DIRECTIONS
Reproduce every line of the material, exactly as given.

DATASET RECORDS
^^^^^^^^

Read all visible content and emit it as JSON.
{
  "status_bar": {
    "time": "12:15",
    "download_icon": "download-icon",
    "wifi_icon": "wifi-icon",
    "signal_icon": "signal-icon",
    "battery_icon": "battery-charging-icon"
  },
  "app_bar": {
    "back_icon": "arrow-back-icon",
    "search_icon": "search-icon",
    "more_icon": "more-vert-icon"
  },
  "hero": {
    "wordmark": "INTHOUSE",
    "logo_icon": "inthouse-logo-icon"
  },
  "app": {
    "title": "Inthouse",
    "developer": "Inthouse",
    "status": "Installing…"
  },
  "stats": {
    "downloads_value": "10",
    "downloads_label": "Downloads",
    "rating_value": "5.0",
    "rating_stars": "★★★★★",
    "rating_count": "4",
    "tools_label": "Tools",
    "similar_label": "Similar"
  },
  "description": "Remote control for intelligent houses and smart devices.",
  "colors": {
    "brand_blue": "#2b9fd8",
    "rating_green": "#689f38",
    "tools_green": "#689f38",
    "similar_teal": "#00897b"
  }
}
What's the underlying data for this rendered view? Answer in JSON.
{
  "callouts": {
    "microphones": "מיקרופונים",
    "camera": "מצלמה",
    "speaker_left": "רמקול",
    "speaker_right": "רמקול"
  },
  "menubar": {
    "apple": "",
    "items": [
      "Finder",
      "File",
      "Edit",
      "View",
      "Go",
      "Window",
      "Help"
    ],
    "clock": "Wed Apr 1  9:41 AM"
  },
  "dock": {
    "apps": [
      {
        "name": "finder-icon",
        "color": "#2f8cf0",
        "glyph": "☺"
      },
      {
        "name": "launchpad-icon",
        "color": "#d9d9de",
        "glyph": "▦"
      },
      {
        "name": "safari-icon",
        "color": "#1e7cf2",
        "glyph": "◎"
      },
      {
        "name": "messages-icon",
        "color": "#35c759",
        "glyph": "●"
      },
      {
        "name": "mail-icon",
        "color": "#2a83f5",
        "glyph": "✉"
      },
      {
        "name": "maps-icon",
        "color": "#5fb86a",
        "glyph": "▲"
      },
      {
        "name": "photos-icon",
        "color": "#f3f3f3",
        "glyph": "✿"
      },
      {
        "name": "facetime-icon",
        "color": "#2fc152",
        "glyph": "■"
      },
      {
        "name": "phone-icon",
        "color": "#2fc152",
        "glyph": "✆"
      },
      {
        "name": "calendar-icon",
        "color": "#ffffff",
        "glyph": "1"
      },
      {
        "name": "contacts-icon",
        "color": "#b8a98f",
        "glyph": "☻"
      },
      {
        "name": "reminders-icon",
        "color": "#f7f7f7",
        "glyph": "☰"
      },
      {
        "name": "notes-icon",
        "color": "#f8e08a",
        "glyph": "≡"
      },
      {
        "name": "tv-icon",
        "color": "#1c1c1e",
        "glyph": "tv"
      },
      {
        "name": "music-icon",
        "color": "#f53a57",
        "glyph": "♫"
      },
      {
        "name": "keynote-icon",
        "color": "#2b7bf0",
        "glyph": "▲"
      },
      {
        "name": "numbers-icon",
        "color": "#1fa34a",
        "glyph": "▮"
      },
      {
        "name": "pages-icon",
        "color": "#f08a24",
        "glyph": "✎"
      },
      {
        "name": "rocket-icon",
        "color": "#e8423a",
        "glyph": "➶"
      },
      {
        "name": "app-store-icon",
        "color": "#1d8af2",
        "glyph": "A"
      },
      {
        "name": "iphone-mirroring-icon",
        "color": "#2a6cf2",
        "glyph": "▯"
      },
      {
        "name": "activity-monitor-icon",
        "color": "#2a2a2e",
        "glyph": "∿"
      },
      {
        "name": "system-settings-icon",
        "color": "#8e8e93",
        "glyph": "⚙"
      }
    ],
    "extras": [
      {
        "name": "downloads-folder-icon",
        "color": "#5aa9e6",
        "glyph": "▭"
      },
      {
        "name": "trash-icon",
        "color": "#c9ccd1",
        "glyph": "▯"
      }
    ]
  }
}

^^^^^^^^

SOLUTION TO THE EXERCISE
Read all visible content and emit it as JSON.
{
  "status_bar": {
    "time": "12:15",
    "download_icon": "download-icon",
    "wifi_icon": "wifi-icon",
    "signal_icon": "signal-icon",
    "battery_icon": "battery-charging-icon"
  },
  "app_bar": {
    "back_icon": "arrow-back-icon",
    "search_icon": "search-icon",
    "more_icon": "more-vert-icon"
  },
  "hero": {
    "wordmark": "INTHOUSE",
    "logo_icon": "inthouse-logo-icon"
  },
  "app": {
    "title": "Inthouse",
    "developer": "Inthouse",
    "status": "Installing…"
  },
  "stats": {
    "downloads_value": "10",
    "downloads_label": "Downloads",
    "rating_value": "5.0",
    "rating_stars": "★★★★★",
    "rating_count": "4",
    "tools_label": "Tools",
    "similar_label": "Similar"
  },
  "description": "Remote control for intelligent houses and smart devices.",
  "colors": {
    "brand_blue": "#2b9fd8",
    "rating_green": "#689f38",
    "tools_green": "#689f38",
    "similar_teal": "#00897b"
  }
}
What's the underlying data for this rendered view? Answer in JSON.
{
  "callouts": {
    "microphones": "מיקרופונים",
    "camera": "מצלמה",
    "speaker_left": "רמקול",
    "speaker_right": "רמקול"
  },
  "menubar": {
    "apple": "",
    "items": [
      "Finder",
      "File",
      "Edit",
      "View",
      "Go",
      "Window",
      "Help"
    ],
    "clock": "Wed Apr 1  9:41 AM"
  },
  "dock": {
    "apps": [
      {
        "name": "finder-icon",
        "color": "#2f8cf0",
        "glyph": "☺"
      },
      {
        "name": "launchpad-icon",
        "color": "#d9d9de",
        "glyph": "▦"
      },
      {
        "name": "safari-icon",
        "color": "#1e7cf2",
        "glyph": "◎"
      },
      {
        "name": "messages-icon",
        "color": "#35c759",
        "glyph": "●"
      },
      {
        "name": "mail-icon",
        "color": "#2a83f5",
        "glyph": "✉"
      },
      {
        "name": "maps-icon",
        "color": "#5fb86a",
        "glyph": "▲"
      },
      {
        "name": "photos-icon",
        "color": "#f3f3f3",
        "glyph": "✿"
      },
      {
        "name": "facetime-icon",
        "color": "#2fc152",
        "glyph": "■"
      },
      {
        "name": "phone-icon",
        "color": "#2fc152",
        "glyph": "✆"
      },
      {
        "name": "calendar-icon",
        "color": "#ffffff",
        "glyph": "1"
      },
      {
        "name": "contacts-icon",
        "color": "#b8a98f",
        "glyph": "☻"
      },
      {
        "name": "reminders-icon",
        "color": "#f7f7f7",
        "glyph": "☰"
      },
      {
        "name": "notes-icon",
        "color": "#f8e08a",
        "glyph": "≡"
      },
      {
        "name": "tv-icon",
        "color": "#1c1c1e",
        "glyph": "tv"
      },
      {
        "name": "music-icon",
        "color": "#f53a57",
        "glyph": "♫"
      },
      {
        "name": "keynote-icon",
        "color": "#2b7bf0",
        "glyph": "▲"
      },
      {
        "name": "numbers-icon",
        "color": "#1fa34a",
        "glyph": "▮"
      },
      {
        "name": "pages-icon",
        "color": "#f08a24",
        "glyph": "✎"
      },
      {
        "name": "rocket-icon",
        "color": "#e8423a",
        "glyph": "➶"
      },
      {
        "name": "app-store-icon",
        "color": "#1d8af2",
        "glyph": "A"
      },
      {
        "name": "iphone-mirroring-icon",
        "color": "#2a6cf2",
        "glyph": "▯"
      },
      {
        "name": "activity-monitor-icon",
        "color": "#2a2a2e",
        "glyph": "∿"
      },
      {
        "name": "system-settings-icon",
        "color": "#8e8e93",
        "glyph": "⚙"
      }
    ],
    "extras": [
      {
        "name": "downloads-folder-icon",
        "color": "#5aa9e6",
        "glyph": "▭"
      },
      {
        "name": "trash-icon",
        "color": "#c9ccd1",
        "glyph": "▯"
      }
    ]
  }
}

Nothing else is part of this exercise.